What to do:
Gather from the material every line that contains the string "remaining".

Data for review:
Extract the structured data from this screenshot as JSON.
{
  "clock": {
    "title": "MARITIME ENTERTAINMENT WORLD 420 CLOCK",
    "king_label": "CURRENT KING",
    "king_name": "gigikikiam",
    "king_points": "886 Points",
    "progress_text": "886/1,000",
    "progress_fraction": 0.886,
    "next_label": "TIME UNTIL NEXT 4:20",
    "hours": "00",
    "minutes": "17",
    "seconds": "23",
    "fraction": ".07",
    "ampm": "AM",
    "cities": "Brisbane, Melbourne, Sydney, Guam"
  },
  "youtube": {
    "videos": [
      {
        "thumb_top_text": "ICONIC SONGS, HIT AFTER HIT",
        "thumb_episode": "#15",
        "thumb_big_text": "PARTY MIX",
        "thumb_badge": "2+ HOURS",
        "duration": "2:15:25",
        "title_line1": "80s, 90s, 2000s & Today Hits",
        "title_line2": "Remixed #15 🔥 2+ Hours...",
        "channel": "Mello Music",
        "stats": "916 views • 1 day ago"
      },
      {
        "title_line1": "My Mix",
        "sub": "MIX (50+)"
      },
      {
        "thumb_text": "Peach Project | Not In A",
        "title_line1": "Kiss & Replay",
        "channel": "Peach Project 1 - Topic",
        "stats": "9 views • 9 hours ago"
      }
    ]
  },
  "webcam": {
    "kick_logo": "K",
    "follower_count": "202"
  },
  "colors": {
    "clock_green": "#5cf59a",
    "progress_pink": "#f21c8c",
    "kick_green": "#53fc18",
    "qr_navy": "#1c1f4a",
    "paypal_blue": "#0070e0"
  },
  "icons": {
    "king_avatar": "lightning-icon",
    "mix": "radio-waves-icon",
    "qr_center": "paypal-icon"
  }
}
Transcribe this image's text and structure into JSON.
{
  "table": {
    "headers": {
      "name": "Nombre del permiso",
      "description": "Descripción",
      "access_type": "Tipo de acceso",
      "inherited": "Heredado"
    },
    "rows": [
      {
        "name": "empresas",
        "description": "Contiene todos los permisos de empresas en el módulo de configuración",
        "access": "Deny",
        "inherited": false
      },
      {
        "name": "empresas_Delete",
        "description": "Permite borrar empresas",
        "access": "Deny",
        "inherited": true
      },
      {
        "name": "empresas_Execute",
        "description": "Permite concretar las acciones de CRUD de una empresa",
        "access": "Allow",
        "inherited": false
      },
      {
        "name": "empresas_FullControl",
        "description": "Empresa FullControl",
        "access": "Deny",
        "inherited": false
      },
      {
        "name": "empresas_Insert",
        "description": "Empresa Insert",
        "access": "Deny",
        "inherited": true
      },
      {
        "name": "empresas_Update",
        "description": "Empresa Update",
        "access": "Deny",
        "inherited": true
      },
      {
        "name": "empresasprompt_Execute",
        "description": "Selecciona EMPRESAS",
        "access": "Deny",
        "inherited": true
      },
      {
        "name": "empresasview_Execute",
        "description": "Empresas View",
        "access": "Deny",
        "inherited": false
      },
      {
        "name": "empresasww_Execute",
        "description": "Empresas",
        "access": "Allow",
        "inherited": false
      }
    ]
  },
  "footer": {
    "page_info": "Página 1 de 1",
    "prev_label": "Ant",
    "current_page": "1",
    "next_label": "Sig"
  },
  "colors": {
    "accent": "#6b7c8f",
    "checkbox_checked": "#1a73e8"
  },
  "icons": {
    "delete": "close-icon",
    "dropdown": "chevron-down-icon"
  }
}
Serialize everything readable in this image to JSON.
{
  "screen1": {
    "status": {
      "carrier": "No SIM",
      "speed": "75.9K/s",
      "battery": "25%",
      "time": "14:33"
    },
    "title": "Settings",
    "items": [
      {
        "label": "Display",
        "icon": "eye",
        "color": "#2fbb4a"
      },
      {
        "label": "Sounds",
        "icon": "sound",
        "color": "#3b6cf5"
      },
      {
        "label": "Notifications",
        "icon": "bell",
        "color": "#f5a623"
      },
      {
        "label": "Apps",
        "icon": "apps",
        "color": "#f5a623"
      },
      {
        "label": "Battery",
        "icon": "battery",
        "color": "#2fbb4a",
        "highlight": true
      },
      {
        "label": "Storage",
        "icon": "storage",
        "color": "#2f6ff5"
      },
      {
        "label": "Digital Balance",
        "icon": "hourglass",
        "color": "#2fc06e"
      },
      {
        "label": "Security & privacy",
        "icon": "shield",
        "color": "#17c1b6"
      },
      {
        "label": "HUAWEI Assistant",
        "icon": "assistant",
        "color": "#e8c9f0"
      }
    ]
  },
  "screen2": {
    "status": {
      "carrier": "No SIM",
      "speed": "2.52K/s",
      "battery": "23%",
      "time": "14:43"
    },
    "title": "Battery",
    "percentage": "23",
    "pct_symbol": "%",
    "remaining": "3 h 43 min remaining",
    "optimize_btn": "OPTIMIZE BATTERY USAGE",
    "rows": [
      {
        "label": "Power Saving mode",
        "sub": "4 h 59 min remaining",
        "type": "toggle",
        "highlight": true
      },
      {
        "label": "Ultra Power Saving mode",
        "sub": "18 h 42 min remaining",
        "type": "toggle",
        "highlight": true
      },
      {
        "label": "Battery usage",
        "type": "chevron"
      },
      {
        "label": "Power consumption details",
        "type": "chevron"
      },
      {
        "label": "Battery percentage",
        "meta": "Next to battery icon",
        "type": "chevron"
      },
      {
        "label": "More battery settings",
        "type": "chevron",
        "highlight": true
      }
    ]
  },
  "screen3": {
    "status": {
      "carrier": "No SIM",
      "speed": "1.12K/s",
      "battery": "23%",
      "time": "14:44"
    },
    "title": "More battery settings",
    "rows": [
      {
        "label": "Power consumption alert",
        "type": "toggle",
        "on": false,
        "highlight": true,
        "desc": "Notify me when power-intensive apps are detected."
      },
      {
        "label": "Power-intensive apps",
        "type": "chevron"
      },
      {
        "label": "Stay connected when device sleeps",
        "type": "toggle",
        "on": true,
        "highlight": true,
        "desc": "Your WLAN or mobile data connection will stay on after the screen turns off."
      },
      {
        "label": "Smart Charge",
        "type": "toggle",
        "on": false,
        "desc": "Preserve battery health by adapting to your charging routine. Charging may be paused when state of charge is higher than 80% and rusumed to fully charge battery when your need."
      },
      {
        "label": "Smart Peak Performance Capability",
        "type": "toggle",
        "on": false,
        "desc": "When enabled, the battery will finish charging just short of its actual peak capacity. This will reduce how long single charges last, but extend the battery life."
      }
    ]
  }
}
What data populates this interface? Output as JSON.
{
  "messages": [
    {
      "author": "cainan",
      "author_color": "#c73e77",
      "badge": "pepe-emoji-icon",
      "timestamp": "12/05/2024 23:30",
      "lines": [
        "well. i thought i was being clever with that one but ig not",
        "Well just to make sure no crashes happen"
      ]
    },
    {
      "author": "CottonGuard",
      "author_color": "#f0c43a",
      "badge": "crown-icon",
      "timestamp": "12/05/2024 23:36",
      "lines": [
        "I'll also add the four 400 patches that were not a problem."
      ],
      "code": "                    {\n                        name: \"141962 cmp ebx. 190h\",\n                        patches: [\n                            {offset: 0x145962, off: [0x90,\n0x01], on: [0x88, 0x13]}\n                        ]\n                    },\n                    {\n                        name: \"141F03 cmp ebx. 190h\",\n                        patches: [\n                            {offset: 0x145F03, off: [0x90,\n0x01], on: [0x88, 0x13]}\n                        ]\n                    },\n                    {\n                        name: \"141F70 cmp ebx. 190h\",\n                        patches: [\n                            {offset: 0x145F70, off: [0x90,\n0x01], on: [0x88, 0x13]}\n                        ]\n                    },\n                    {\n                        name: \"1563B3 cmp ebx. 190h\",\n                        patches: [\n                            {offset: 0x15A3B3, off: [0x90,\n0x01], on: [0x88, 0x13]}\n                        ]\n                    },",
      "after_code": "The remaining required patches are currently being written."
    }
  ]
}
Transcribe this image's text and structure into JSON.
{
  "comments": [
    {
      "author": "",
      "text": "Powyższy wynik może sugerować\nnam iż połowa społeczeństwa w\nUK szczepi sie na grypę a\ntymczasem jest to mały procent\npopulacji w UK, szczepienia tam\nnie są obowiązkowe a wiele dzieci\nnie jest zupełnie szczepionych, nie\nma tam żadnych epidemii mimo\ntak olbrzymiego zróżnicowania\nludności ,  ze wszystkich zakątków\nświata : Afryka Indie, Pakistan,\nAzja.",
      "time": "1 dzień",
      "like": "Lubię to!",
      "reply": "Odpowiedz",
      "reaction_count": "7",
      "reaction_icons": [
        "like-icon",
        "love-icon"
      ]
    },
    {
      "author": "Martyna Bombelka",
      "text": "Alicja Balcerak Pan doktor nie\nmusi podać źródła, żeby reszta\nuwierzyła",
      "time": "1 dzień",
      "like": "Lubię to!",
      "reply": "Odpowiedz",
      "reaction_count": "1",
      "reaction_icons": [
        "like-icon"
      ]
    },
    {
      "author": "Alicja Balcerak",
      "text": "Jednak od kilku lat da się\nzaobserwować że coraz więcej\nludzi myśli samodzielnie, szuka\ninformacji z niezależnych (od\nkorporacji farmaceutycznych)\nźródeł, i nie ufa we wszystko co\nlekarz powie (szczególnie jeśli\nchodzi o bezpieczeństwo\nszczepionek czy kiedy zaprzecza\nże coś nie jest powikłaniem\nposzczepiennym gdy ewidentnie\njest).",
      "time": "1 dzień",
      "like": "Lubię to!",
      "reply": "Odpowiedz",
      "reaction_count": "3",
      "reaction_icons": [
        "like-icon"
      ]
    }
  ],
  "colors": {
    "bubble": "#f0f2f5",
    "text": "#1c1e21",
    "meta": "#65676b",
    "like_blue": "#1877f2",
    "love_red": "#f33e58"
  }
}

Expected output:
    "remaining": "3 h 43 min remaining",
        "sub": "4 h 59 min remaining",
        "sub": "18 h 42 min remaining",
      "after_code": "The remaining required patches are currently being written."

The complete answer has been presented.